Promoting Accountability through Ethical Standards in Conflict-Affected States: the Liberian Civil Service
This report describes the effect that ethical codes can have in fostering accountability in the work of civil servants and the public administration. While this effect is relatively well documented in peaceful and well-off countries, the FBA has been able to find relatively few studies outlining the effect of civil service ethical management in fragile and conflict-affected settings such as Liberia.
Arguments in favour of ethical approaches are particularly strong in fragile settings. Conflict erodes trust in the state and the capacity of the civil service. By being seen to adopt an ethical approach and deliver goods and services to citizens in an accountable manner, the civil service can help to reverse this dynamic and build state legitimacy. However, the preconditions for civil service reform in such settings are among the most challenging imaginable.
The report analyses ethical management in Liberia using the “ethics infrastructure” framework developed by the Organization for Economic Cooperation and Development (OECD). It builds on insights gained in the course of 8 years of partnership with key Liberian state agencies and civil society organizations in setting out significant progress made to date and remaining obstacles.

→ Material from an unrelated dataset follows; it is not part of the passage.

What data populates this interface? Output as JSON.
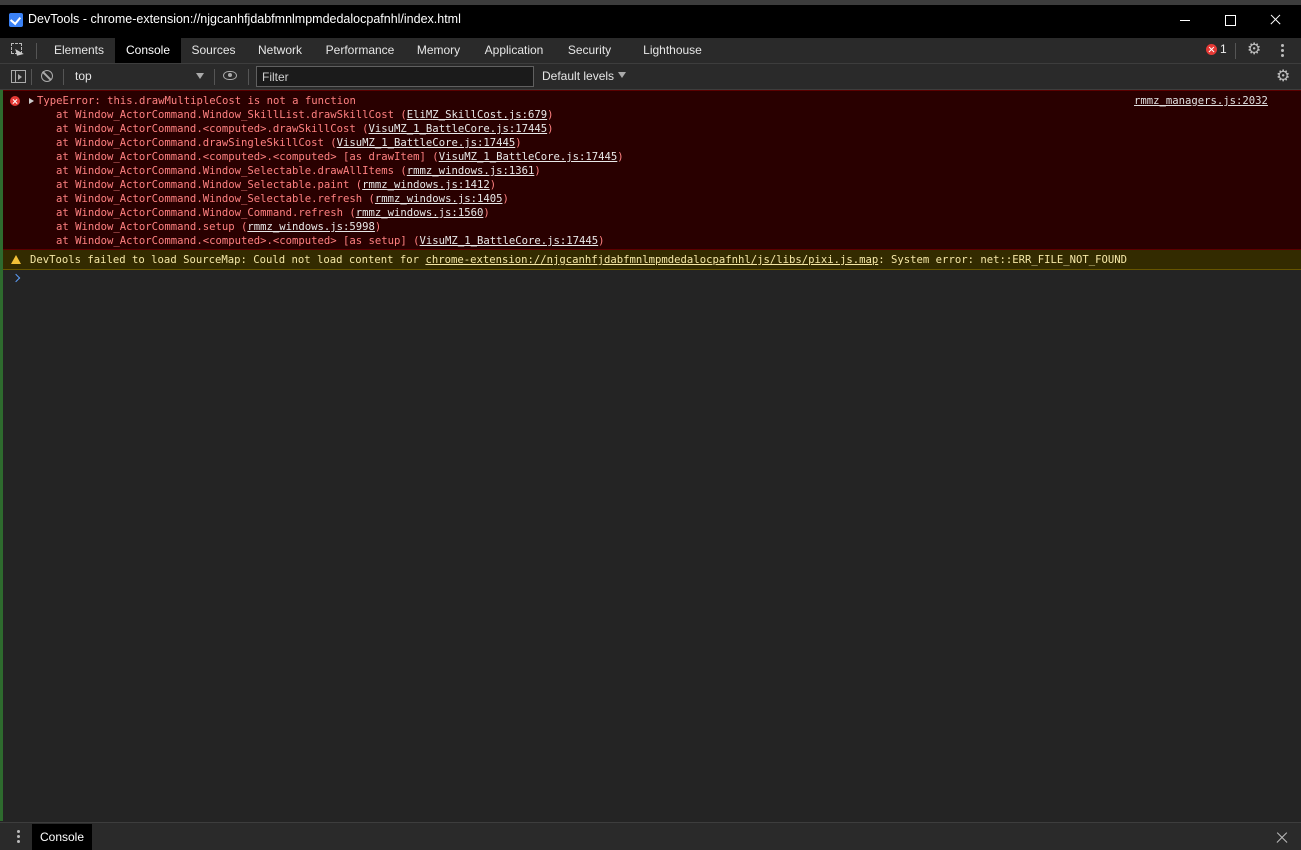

The recommendations in this report are primarily addressed to the Government of Liberia and the leadership of the country’s civil service. However the report is also aimed at development and peacebuilding practitioners and policymakers, with a view to contributing to evolving understandings of how the rule of law can be promoted in support of peacebuilding and sustainable development in fragile settings.